It’s an oddball of a compilation. First, there’s the We’re the Banana Splits LP of old, plus nearly a half-dozen bonus tracks from the series. Then it’s paired with another Sixties cartoon album, Here Come The Beagles, taken from the cartoon series ‘The Beagles’, which, to the best of my knowledge, was never broadcast over here, which provides ten tracks, but after that is another four bonus bonus tracks from the Banana Splits, which is weird programming.
Apparently, the CD was an unofficial release, mastered from the vinyl copies, with the benefit of noise reduction processing (which works incredibly well), but it covers the vast majority of the groups’ recorded output, or rather, let’s be honest here, the various combinations of LA session singers and musicians (which include Al Kooper, Barry White and Gene Pitney!) used to produce these tracks, who were working on a purely commercial basis.
I’m not usually into manufactured music, but you can’t love Sixties music as I do without recognising that a considerable amount of it was created as a purely commercial enterprise, overtly or covertly, by professional songwriters and producers, and yet so much of even that is art itself: happy, warm, living music that belies its cynical origins to sparkle.
The Beagles (and we can guess where that name comes from) were a two-piece who apparently took off Dean Martin and Jerry Lewis as their personas (but then the wonderful Top Cat took off Phil Silvers as Sgt. Bilko, so let’s not quibble). Their songs date two to four years earlier than the Banana Splits, and it shows in their relative flatness: they’re responses to the British Invasion and lack any true inventiveness, where the Banana Splits music is derived from American pop and bubblegum: it’s original inspirations are further back, allowing a richer, more vivid palate to surface.
The styles of songs range too widely to be the ‘product’ of a single band. They’re catchy, but not all that memorable, except for the three tracks which make this CD worth keeping, one from the album, one from the bonus tracks and one from the bonus bonus tracks. Extracting these tracks and playing them together is a clear reminder that this is session work, for the lead vocals differ significantly from track to track.

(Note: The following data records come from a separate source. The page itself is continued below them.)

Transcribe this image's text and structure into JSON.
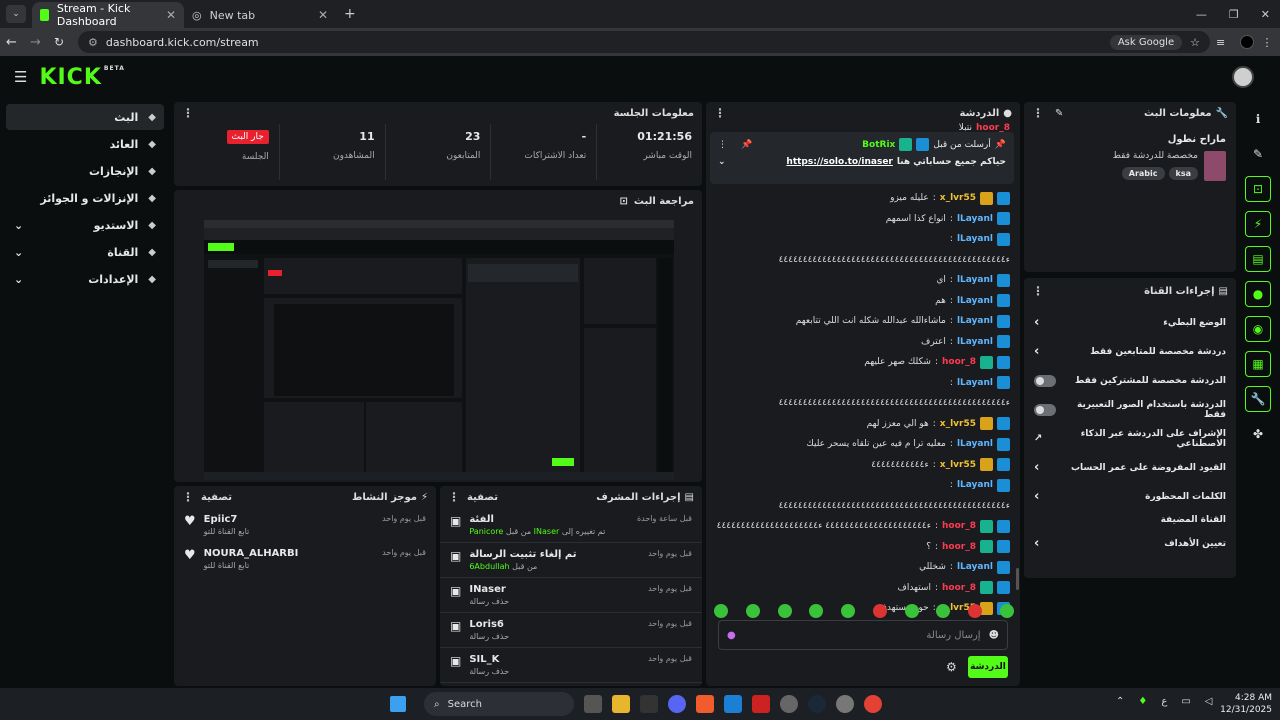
{
  "browser": {
    "tabs": [
      {
        "title": "Stream - Kick Dashboard",
        "active": true
      },
      {
        "title": "New tab",
        "active": false
      }
    ],
    "url": "dashboard.kick.com/stream",
    "ask_google": "Ask Google"
  },
  "logo": {
    "text": "KICK",
    "badge": "BETA"
  },
  "nav": [
    {
      "label": "البث",
      "active": true,
      "has_expand": false
    },
    {
      "label": "العائد",
      "active": false,
      "has_expand": false
    },
    {
      "label": "الإنجازات",
      "active": false,
      "has_expand": false
    },
    {
      "label": "الإنزالات و الجوائز",
      "active": false,
      "has_expand": false
    },
    {
      "label": "الاستديو",
      "active": false,
      "has_expand": true
    },
    {
      "label": "القناة",
      "active": false,
      "has_expand": true
    },
    {
      "label": "الإعدادات",
      "active": false,
      "has_expand": true
    }
  ],
  "session": {
    "title": "معلومات الجلسة",
    "stats": [
      {
        "value": "01:21:56",
        "label": "الوقت مباشر"
      },
      {
        "value": "-",
        "label": "تعداد الاشتراكات"
      },
      {
        "value": "23",
        "label": "المتابعون"
      },
      {
        "value": "11",
        "label": "المشاهدون"
      },
      {
        "value": "جار البث",
        "label": "الجلسة",
        "badge": true
      }
    ]
  },
  "preview": {
    "title": "مراجعة البث"
  },
  "activity": {
    "title": "موجز النشاط",
    "filter": "تصفية",
    "items": [
      {
        "user": "Epiic7",
        "desc": "تابع القناة للتو",
        "time": "قبل يوم واحد"
      },
      {
        "user": "NOURA_ALHARBI",
        "desc": "تابع القناة للتو",
        "time": "قبل يوم واحد"
      }
    ]
  },
  "modactions": {
    "title": "إجراءات المشرف",
    "filter": "تصفية",
    "items": [
      {
        "title": "الفئة",
        "prefix": "تم تغييره إلى",
        "actor": "INaser",
        "mid": "من قبل",
        "target": "Panicore",
        "time": "قبل ساعة واحدة"
      },
      {
        "title": "تم إلغاء تثبيت الرسالة",
        "prefix": "من قبل",
        "actor": "6Abdullah",
        "mid": "",
        "target": "",
        "time": "قبل يوم واحد"
      },
      {
        "title": "INaser",
        "prefix": "حذف رسالة",
        "actor": "",
        "mid": "",
        "target": "",
        "time": "قبل يوم واحد"
      },
      {
        "title": "Loris6",
        "prefix": "حذف رسالة",
        "actor": "",
        "mid": "",
        "target": "",
        "time": "قبل يوم واحد"
      },
      {
        "title": "SIL_K",
        "prefix": "حذف رسالة",
        "actor": "",
        "mid": "",
        "target": "",
        "time": "قبل يوم واحد"
      }
    ]
  },
  "chat": {
    "title": "الدردشة",
    "top_user": "hoor_8",
    "top_msg": "نتبلا",
    "pinned": {
      "label": "أرسلت من قبل",
      "user": "BotRix",
      "text": "حياكم جميع حساباتي هنا",
      "link": "https://solo.to/inaser"
    },
    "messages": [
      {
        "user": "x_lvr55",
        "color": "yel",
        "badges": [
          "b",
          "y"
        ],
        "msg": "عليله ميزو"
      },
      {
        "user": "lLayanl",
        "color": "blue",
        "badges": [
          "b"
        ],
        "msg": "انواع كذا اسمهم"
      },
      {
        "user": "lLayanl",
        "color": "blue",
        "badges": [
          "b"
        ],
        "msg": ""
      },
      {
        "user": "",
        "color": "",
        "badges": [],
        "msg": "ء٤٤٤٤٤٤٤٤٤٤٤٤٤٤٤٤٤٤٤٤٤٤٤٤٤٤٤٤٤٤٤٤٤٤٤٤٤٤٤٤٤٤٤٤٤٤٤"
      },
      {
        "user": "lLayanl",
        "color": "blue",
        "badges": [
          "b"
        ],
        "msg": "اي"
      },
      {
        "user": "lLayanl",
        "color": "blue",
        "badges": [
          "b"
        ],
        "msg": "هم"
      },
      {
        "user": "lLayanl",
        "color": "blue",
        "badges": [
          "b"
        ],
        "msg": "ماشاءالله عبدالله شكله انت اللي تتابعهم"
      },
      {
        "user": "lLayanl",
        "color": "blue",
        "badges": [
          "b"
        ],
        "msg": "اعترف"
      },
      {
        "user": "hoor_8",
        "color": "red",
        "badges": [
          "b",
          "g"
        ],
        "msg": "شكلك صهر عليهم"
      },
      {
        "user": "lLayanl",
        "color": "blue",
        "badges": [
          "b"
        ],
        "msg": ""
      },
      {
        "user": "",
        "color": "",
        "badges": [],
        "msg": "ء٤٤٤٤٤٤٤٤٤٤٤٤٤٤٤٤٤٤٤٤٤٤٤٤٤٤٤٤٤٤٤٤٤٤٤٤٤٤٤٤٤٤٤٤٤٤٤"
      },
      {
        "user": "x_lvr55",
        "color": "yel",
        "badges": [
          "b",
          "y"
        ],
        "msg": "هو الي معزز لهم"
      },
      {
        "user": "lLayanl",
        "color": "blue",
        "badges": [
          "b"
        ],
        "msg": "معليه ترا م فيه عين تلقاه يسحر عليك"
      },
      {
        "user": "x_lvr55",
        "color": "yel",
        "badges": [
          "b",
          "y"
        ],
        "msg": "ء٤٤٤٤٤٤٤٤٤٤٤"
      },
      {
        "user": "lLayanl",
        "color": "blue",
        "badges": [
          "b"
        ],
        "msg": ""
      },
      {
        "user": "",
        "color": "",
        "badges": [],
        "msg": "ء٤٤٤٤٤٤٤٤٤٤٤٤٤٤٤٤٤٤٤٤٤٤٤٤٤٤٤٤٤٤٤٤٤٤٤٤٤٤٤٤٤٤٤٤٤٤٤"
      },
      {
        "user": "hoor_8",
        "color": "red",
        "badges": [
          "b",
          "g"
        ],
        "msg": "ء٤٤٤٤٤٤٤٤٤٤٤٤٤٤٤٤٤٤٤٤٤ ء٤٤٤٤٤٤٤٤٤٤٤٤٤٤٤٤٤٤٤٤٤"
      },
      {
        "user": "hoor_8",
        "color": "red",
        "badges": [
          "b",
          "g"
        ],
        "msg": "؟"
      },
      {
        "user": "lLayanl",
        "color": "blue",
        "badges": [
          "b"
        ],
        "msg": "شخللي"
      },
      {
        "user": "hoor_8",
        "color": "red",
        "badges": [
          "b",
          "g"
        ],
        "msg": "استهداف"
      },
      {
        "user": "x_lvr55",
        "color": "yel",
        "badges": [
          "b",
          "y"
        ],
        "msg": "حور مستهدفة"
      }
    ],
    "input_placeholder": "إرسال رسالة",
    "send_label": "الدردشة"
  },
  "streaminfo": {
    "title": "معلومات البث",
    "stream_title": "ماراح نطول",
    "category": "مخصصة للدردشة فقط",
    "tags": [
      "ksa",
      "Arabic"
    ]
  },
  "channel": {
    "title": "إجراءات القناة",
    "rows": [
      {
        "label": "الوضع البطيء",
        "type": "arrow"
      },
      {
        "label": "دردشة مخصصة للمتابعين فقط",
        "type": "arrow"
      },
      {
        "label": "الدردشة مخصصة للمشتركين فقط",
        "type": "toggle"
      },
      {
        "label": "الدردشة باستخدام الصور التعبيرية فقط",
        "type": "toggle"
      },
      {
        "label": "الإشراف على الدردشة عبر الذكاء الاصطناعي",
        "type": "external"
      },
      {
        "label": "القيود المفروضة على عمر الحساب",
        "type": "arrow"
      },
      {
        "label": "الكلمات المحظورة",
        "type": "arrow"
      }
    ],
    "section": "القناة المضيفة",
    "target": "تعيين الأهداف"
  },
  "taskbar": {
    "search": "Search",
    "time": "4:28 AM",
    "date": "12/31/2025",
    "lang": "ع"
  }
}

But ‘Wait till Tomorrow’ is that perfect piece of cleancut pop, light, airy, with the most gorgeous, yearning chorus, all love from that time when holding hands is still a major breakthrough, all love lost but there to be recovered, given time: wait till tomorrow/we’ll find each other again/just wait till tomorrow/tomorrow we will learn to love again.
‘I enjoy being a boy (in love with you)’ (which was only ever given away with Kellogg’s box-tops) is a slice of psychedelia, with gravelly vocals and fantastic imagery and is one of the few songs ever to use the word ‘mellifluous’ in its lyrics.
And ‘I was the very first kid on my block’ is again a piece of pure pop, guitar based, a song on the edge of maturity as its narrator relates how he was the very first kid on his block to fall in love, with a girl who used him for fun, manipulating him without thought for his feelings. The song is his rueful acceptance of his experience, his dealing with the hurt and emerging strong, yet not unchanged: ‘I’ll forget about her in a while and then/I’ll be the very last kid on my block to fall in love again’.
I could easily rip those tracks, add them to a CD of my own making, but I like to hear them in their context. The golden age of children’s TV is between 12 and 13, and these were the only unmediated pop music I heard in a household where my parents hated the sound of it. This CD allows it to still be there.